Patrick: It is a wonderful community that is way more talented than it gets credit for. The amount of work that goes into each production is amazing and I am so honored to be a part of it! Every time I step foot into the building, I am overwhelmed with excitement! 

"Young Frankenstein" Audience Review - Roxy Orcutt

I was thrilled to be in audience of Lyric Art’s production of Young Frankenstein this opening weekend for a number of reasons. One: Lyric Arts is awesome, Two: Young Frankenstein is awesome, and Three: I was sharing the evening with my 13-year-old stepson Quinn, who has yet to experience the mad genius of Mel Brooks, Gene Wilder OR Lyric Arts, for that matter (outside of a workshop or two) and I was looking forward to watching his reaction to the show. Young Frankenstein may be the perfect show to bring young person with a great sense of humor to. While the jokes were crammed full of innuendo, of course, it was so fun to not only get a kick out them myself, but watch Quinn laugh along too. It’s a testament to the writing of Gene Wilder holding up all these years (Young Frankenstein was originally produced in 1974!) that a glued-to-his-Smartphone teenager could laugh at Roll is Ze Hay, among others, but it’s also a testament to Lyric Arts creative and technical team as well. There wasn’t a dull moment. From the opening scene of the villagers merrily dancing in front of Victor Frankenstein’s castle in Transylvania to the absolutely show-stopping Puttin’ on the Ritz number, Lyric Arts truly knocked it out of the spooky graveyard with this production.

Having just seen the majority of the cast in Rent this summer at Lyric Arts, it was truly impressive to see these actors totally disappear into their roles in Young Frankenstein. I didn’t see an ounce of Mark from Rent from Kyler Chase as he portrayed Fredrick Frankenstein, and his eyebrows may have well leapt off his face and become characters of their own. In fact, as I was watching the show, I heard an audience member behind me whisper “he even sounds like Gene Wilder.” High praise, indeed. Nykeigh Larson as Inga and Brendan Veerman as Igor (who I adored in Barefoot in the Park) were also highlights for me. But, the show was completely stolen when our Monster came to life in the form of Tom Goerger-who was not only amazing and hilarious, but also a dead ringer for Peter Boyle.

In nearly every review I write for Lyric Arts, I can’t help but praise the set design. And, again, the Young Frankenstein set was spectacular. The castle and hidden passageways, the cottage the set must be for a brief, hysterical scene, among other transitions-the grace and technical skill it takes to make these set changes so flawlessly and clever are beyond reproach.

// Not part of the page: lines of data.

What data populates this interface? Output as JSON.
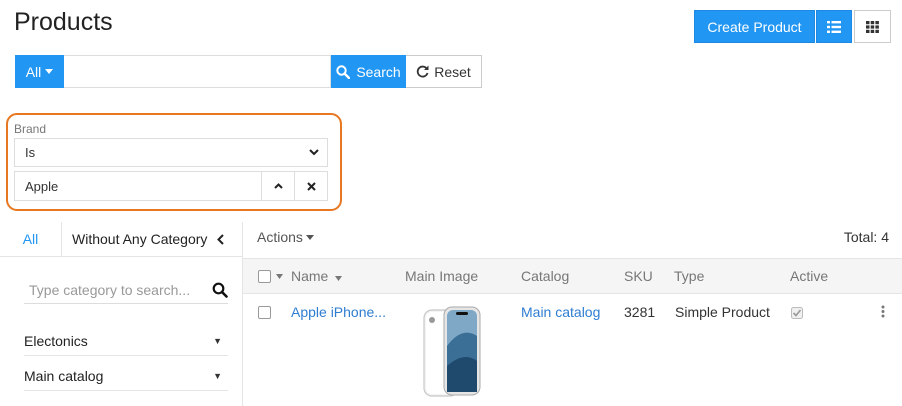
{
  "header": {
    "title": "Products",
    "create_label": "Create Product"
  },
  "search": {
    "all_label": "All",
    "placeholder": "",
    "value": "",
    "search_label": "Search",
    "reset_label": "Reset"
  },
  "filter": {
    "label": "Brand",
    "operator": "Is",
    "value": "Apple"
  },
  "categories": {
    "tab_all": "All",
    "tab_without": "Without Any Category",
    "search_placeholder": "Type category to search...",
    "items": [
      {
        "label": "Electonics"
      },
      {
        "label": "Main catalog"
      }
    ]
  },
  "toolbar": {
    "actions_label": "Actions",
    "total_label": "Total: 4"
  },
  "table": {
    "columns": [
      "Name",
      "Main Image",
      "Catalog",
      "SKU",
      "Type",
      "Active"
    ],
    "rows": [
      {
        "name": "Apple iPhone...",
        "catalog": "Main catalog",
        "sku": "3281",
        "type": "Simple Product",
        "active": true
      }
    ]
  },
  "colors": {
    "accent": "#2196f3",
    "highlight": "#e87722",
    "link": "#2e7dd1"
  },
  "icons": [
    "caret-down-icon",
    "list-view-icon",
    "grid-view-icon",
    "search-icon",
    "refresh-icon",
    "chevron-down-icon",
    "chevron-up-icon",
    "close-icon",
    "chevron-left-icon",
    "checkbox-icon",
    "kebab-menu-icon",
    "sort-caret-icon"
  ]
}
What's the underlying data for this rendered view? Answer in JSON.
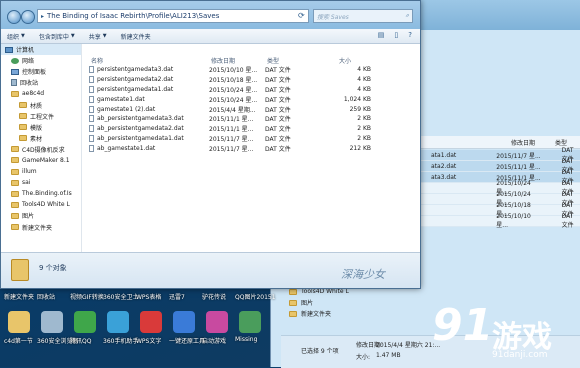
{
  "address_path": "The Binding of Isaac Rebirth\\Profile\\ALI213\\Saves",
  "search_placeholder": "搜索 Saves",
  "toolbar": {
    "organize": "组织",
    "include_in_library": "包含到库中",
    "share": "共享",
    "new_folder": "新建文件夹"
  },
  "nav_items": [
    {
      "label": "计算机",
      "icon": "computer-icon",
      "selected": true
    },
    {
      "label": "网络",
      "icon": "network-icon"
    },
    {
      "label": "控制面板",
      "icon": "control-panel-icon"
    },
    {
      "label": "回收站",
      "icon": "recycle-bin-icon"
    },
    {
      "label": "ae8c4d",
      "icon": "folder-icon"
    },
    {
      "label": "材质",
      "icon": "folder-icon"
    },
    {
      "label": "工程文件",
      "icon": "folder-icon"
    },
    {
      "label": "模版",
      "icon": "folder-icon"
    },
    {
      "label": "素材",
      "icon": "folder-icon"
    },
    {
      "label": "C4D摄像机反求",
      "icon": "folder-icon"
    },
    {
      "label": "GameMaker 8.1",
      "icon": "folder-icon"
    },
    {
      "label": "illum",
      "icon": "folder-icon"
    },
    {
      "label": "sai",
      "icon": "folder-icon"
    },
    {
      "label": "The.Binding.of.Is",
      "icon": "folder-icon"
    },
    {
      "label": "Tools4D White L",
      "icon": "folder-icon"
    },
    {
      "label": "图片",
      "icon": "folder-icon"
    },
    {
      "label": "新建文件夹",
      "icon": "folder-icon"
    }
  ],
  "columns": {
    "name": "名称",
    "date": "修改日期",
    "type": "类型",
    "size": "大小"
  },
  "files": [
    {
      "name": "persistentgamedata3.dat",
      "date": "2015/10/10 星...",
      "type": "DAT 文件",
      "size": "4 KB"
    },
    {
      "name": "persistentgamedata2.dat",
      "date": "2015/10/18 星...",
      "type": "DAT 文件",
      "size": "4 KB"
    },
    {
      "name": "persistentgamedata1.dat",
      "date": "2015/10/24 星...",
      "type": "DAT 文件",
      "size": "4 KB"
    },
    {
      "name": "gamestate1.dat",
      "date": "2015/10/24 星...",
      "type": "DAT 文件",
      "size": "1,024 KB"
    },
    {
      "name": "gamestate1 (2).dat",
      "date": "2015/4/4 星期...",
      "type": "DAT 文件",
      "size": "259 KB"
    },
    {
      "name": "ab_persistentgamedata3.dat",
      "date": "2015/11/1 星...",
      "type": "DAT 文件",
      "size": "2 KB"
    },
    {
      "name": "ab_persistentgamedata2.dat",
      "date": "2015/11/1 星...",
      "type": "DAT 文件",
      "size": "2 KB"
    },
    {
      "name": "ab_persistentgamedata1.dat",
      "date": "2015/11/7 星...",
      "type": "DAT 文件",
      "size": "2 KB"
    },
    {
      "name": "ab_gamestate1.dat",
      "date": "2015/11/7 星...",
      "type": "DAT 文件",
      "size": "212 KB"
    }
  ],
  "item_count": "9 个对象",
  "watermark": "深海少女",
  "back_window": {
    "columns": {
      "date": "修改日期",
      "type": "类型"
    },
    "rows": [
      {
        "name": "ata1.dat",
        "date": "2015/11/7 星...",
        "type": "DAT 文件"
      },
      {
        "name": "ata2.dat",
        "date": "2015/11/1 星...",
        "type": "DAT 文件"
      },
      {
        "name": "ata3.dat",
        "date": "2015/11/1 星...",
        "type": "DAT 文件"
      },
      {
        "name": "",
        "date": "2015/10/24 星...",
        "type": "DAT 文件"
      },
      {
        "name": "",
        "date": "2015/10/24 星...",
        "type": "DAT 文件"
      },
      {
        "name": "",
        "date": "2015/10/18 星...",
        "type": "DAT 文件"
      },
      {
        "name": "",
        "date": "2015/10/10 星...",
        "type": "DAT 文件"
      }
    ],
    "side_items": [
      "The.Binding.of.Is",
      "Tools4D White L",
      "图片",
      "新建文件夹"
    ],
    "status_selected": "已选择 9 个项",
    "status_date_label": "修改日期:",
    "status_date_value": "2015/4/4 星期六 21:...",
    "status_size_label": "大小:",
    "status_size_value": "1.47 MB"
  },
  "desktop_labels_row1": [
    "新建文件夹",
    "回收站",
    "视频GIF转换",
    "360安全卫士",
    "WPS表格",
    "迅雷7",
    "驴花传说",
    "QQ图片20151"
  ],
  "desktop_labels_row2": [
    "c4d第一节",
    "360安全浏览器",
    "腾讯QQ",
    "360手机助手",
    "WPS文字",
    "一键还原工具",
    "启动游戏",
    "Missing"
  ],
  "desktop_labels_row3": [
    "",
    "",
    "",
    "",
    "",
    "",
    "",
    ""
  ],
  "logo_text": "游戏",
  "logo_number": "91",
  "logo_url": "91danji.com"
}
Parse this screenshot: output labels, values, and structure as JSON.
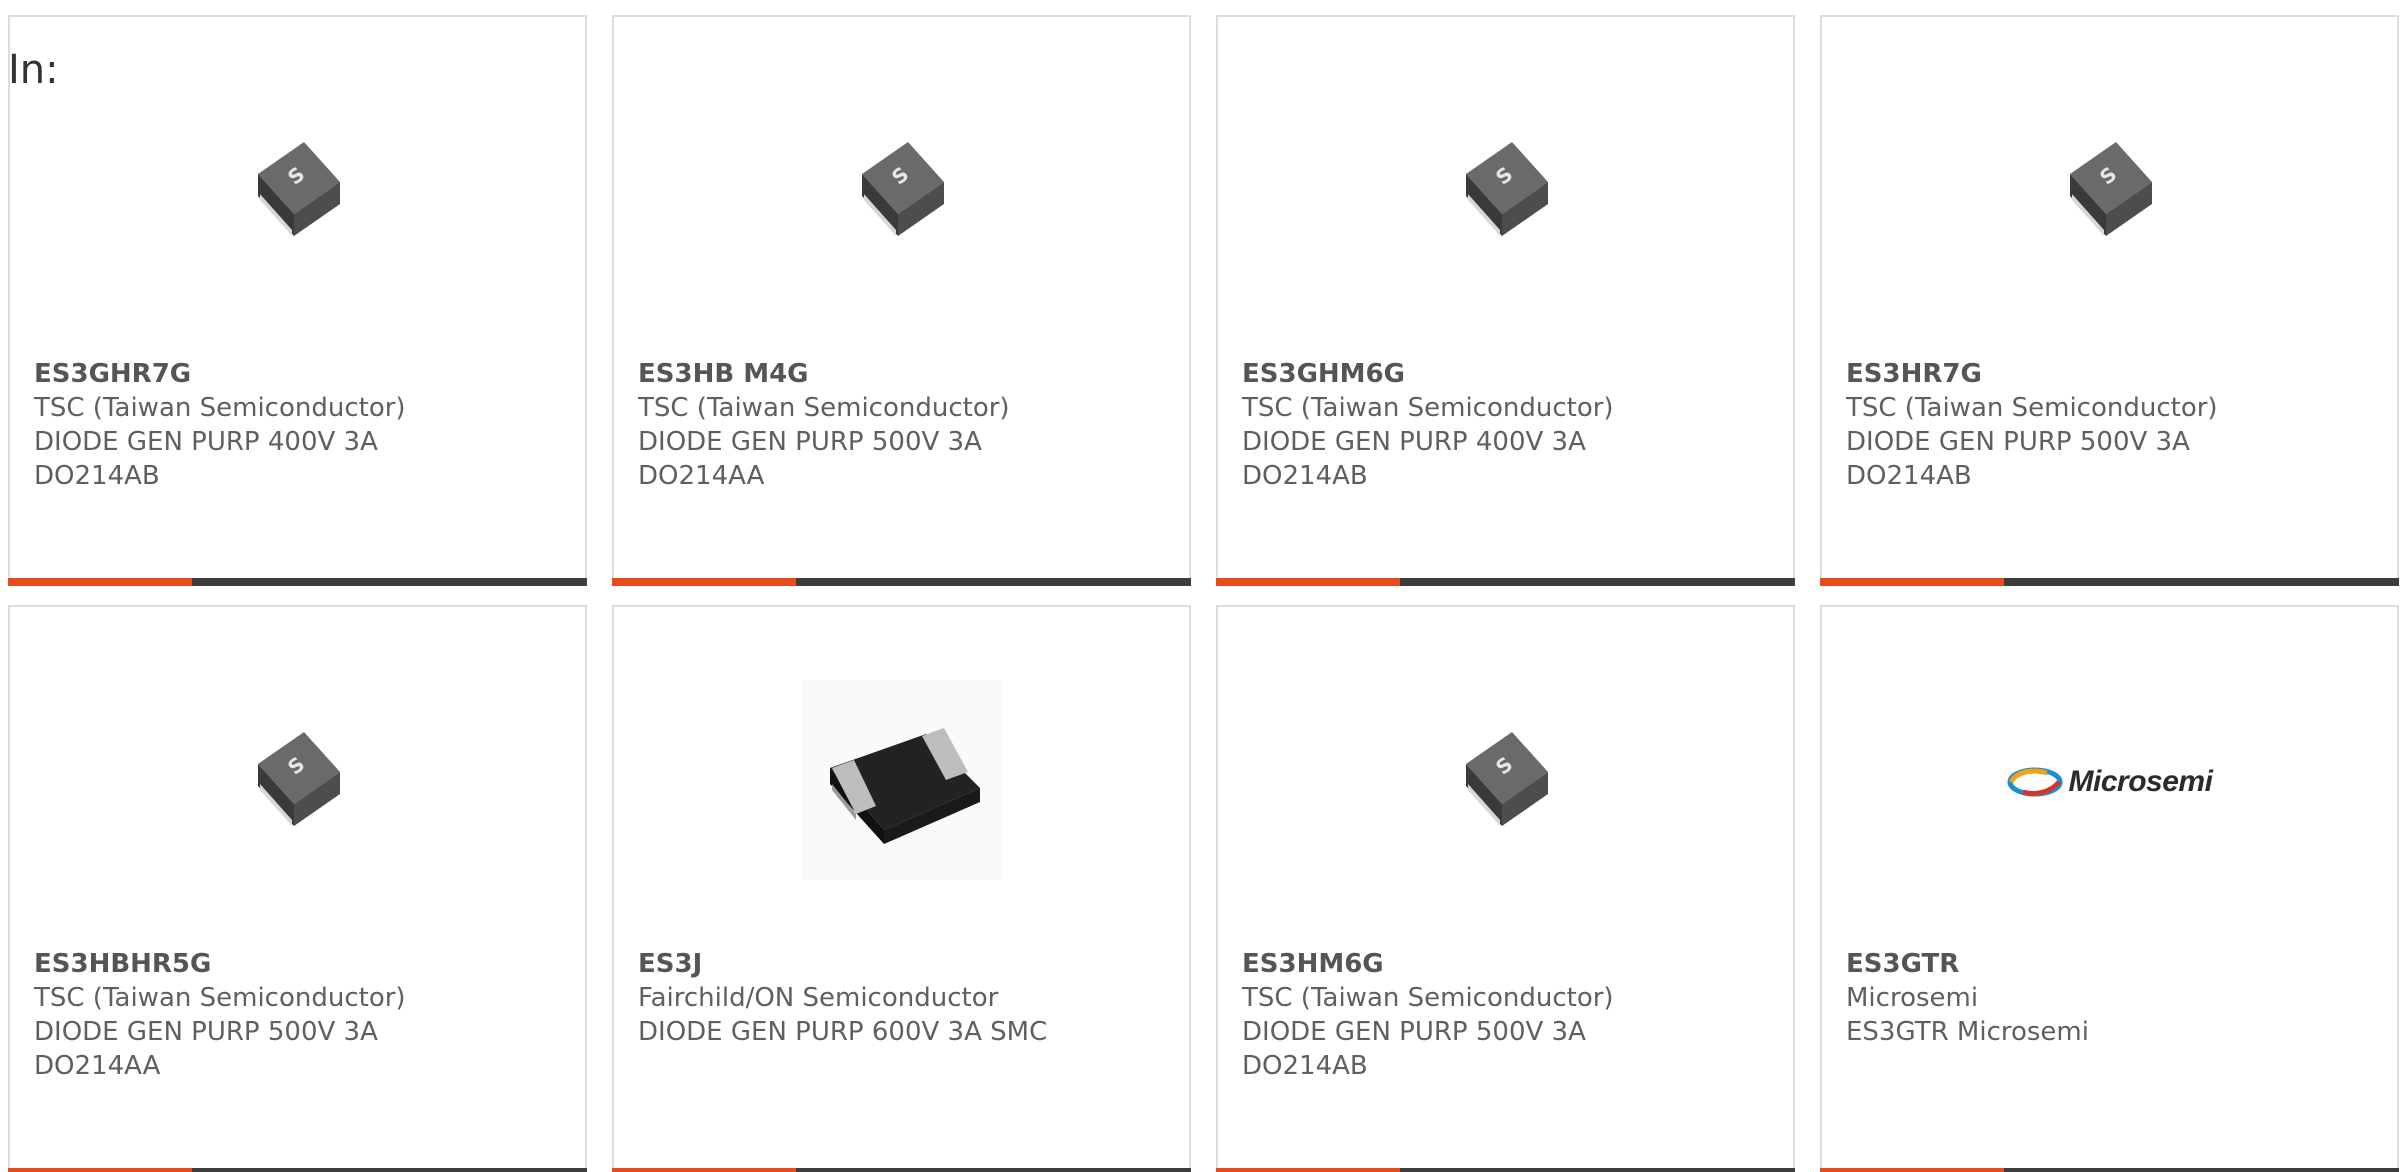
{
  "filter": {
    "label": "In:"
  },
  "products": [
    {
      "part_number": "ES3GHR7G",
      "manufacturer": "TSC (Taiwan Semiconductor)",
      "description": "DIODE GEN PURP 400V 3A",
      "package": "DO214AB",
      "image_icon": "tsc-smd-diode-icon"
    },
    {
      "part_number": "ES3HB M4G",
      "manufacturer": "TSC (Taiwan Semiconductor)",
      "description": "DIODE GEN PURP 500V 3A",
      "package": "DO214AA",
      "image_icon": "tsc-smd-diode-icon"
    },
    {
      "part_number": "ES3GHM6G",
      "manufacturer": "TSC (Taiwan Semiconductor)",
      "description": "DIODE GEN PURP 400V 3A",
      "package": "DO214AB",
      "image_icon": "tsc-smd-diode-icon"
    },
    {
      "part_number": "ES3HR7G",
      "manufacturer": "TSC (Taiwan Semiconductor)",
      "description": "DIODE GEN PURP 500V 3A",
      "package": "DO214AB",
      "image_icon": "tsc-smd-diode-icon"
    },
    {
      "part_number": "ES3HBHR5G",
      "manufacturer": "TSC (Taiwan Semiconductor)",
      "description": "DIODE GEN PURP 500V 3A",
      "package": "DO214AA",
      "image_icon": "tsc-smd-diode-icon"
    },
    {
      "part_number": "ES3J",
      "manufacturer": "Fairchild/ON Semiconductor",
      "description": "DIODE GEN PURP 600V 3A SMC",
      "package": "",
      "image_icon": "smc-diode-package-icon"
    },
    {
      "part_number": "ES3HM6G",
      "manufacturer": "TSC (Taiwan Semiconductor)",
      "description": "DIODE GEN PURP 500V 3A",
      "package": "DO214AB",
      "image_icon": "tsc-smd-diode-icon"
    },
    {
      "part_number": "ES3GTR",
      "manufacturer": "Microsemi",
      "description": "ES3GTR Microsemi",
      "package": "",
      "image_icon": "microsemi-logo",
      "logo_text": "Microsemi"
    }
  ],
  "colors": {
    "accent_bar": "#e84b1c",
    "bar_dark": "#3d3d3d",
    "card_border": "#dddddd"
  }
}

Recalling Young Frankenstein as I am writing this, I am seeing the show in black and white. Trust me, it was full color when I saw it, and my vision is just fine, but I find it interesting that black and white, like the original film, is how I am seeing Lyric Arts production in my mind’s eye. It may be a trick of my subconscious, but I think it is further proof that the stage production is on par with the classic movie it is based on. Not that the Lyric Arts production of Young Frankenstein is a scene-for-scene re-enactment of the film, it truly is its own wonderful entity unto itself, but if you are going to be compared to a movie, let it be a Mel Brooks movie.

The audience couldn’t have asked for a better Halloween-season show from Lyric Arts, and I was so pleased to share the experience with Quinn, and help foster a new generation Young Frankenstein (and theater, and satire) fans.

Roxy Orcutt
Roxy Orcutt

Roxy Orcutt, The Halloween Honey, is a local author and theater enthusiast. Her book, "History and Hauntings of the Halloween Capital," explores Anoka, MN, its spooky tales, colorful characters, and why it is named the "Halloween Capital of the World." It is available for sale online at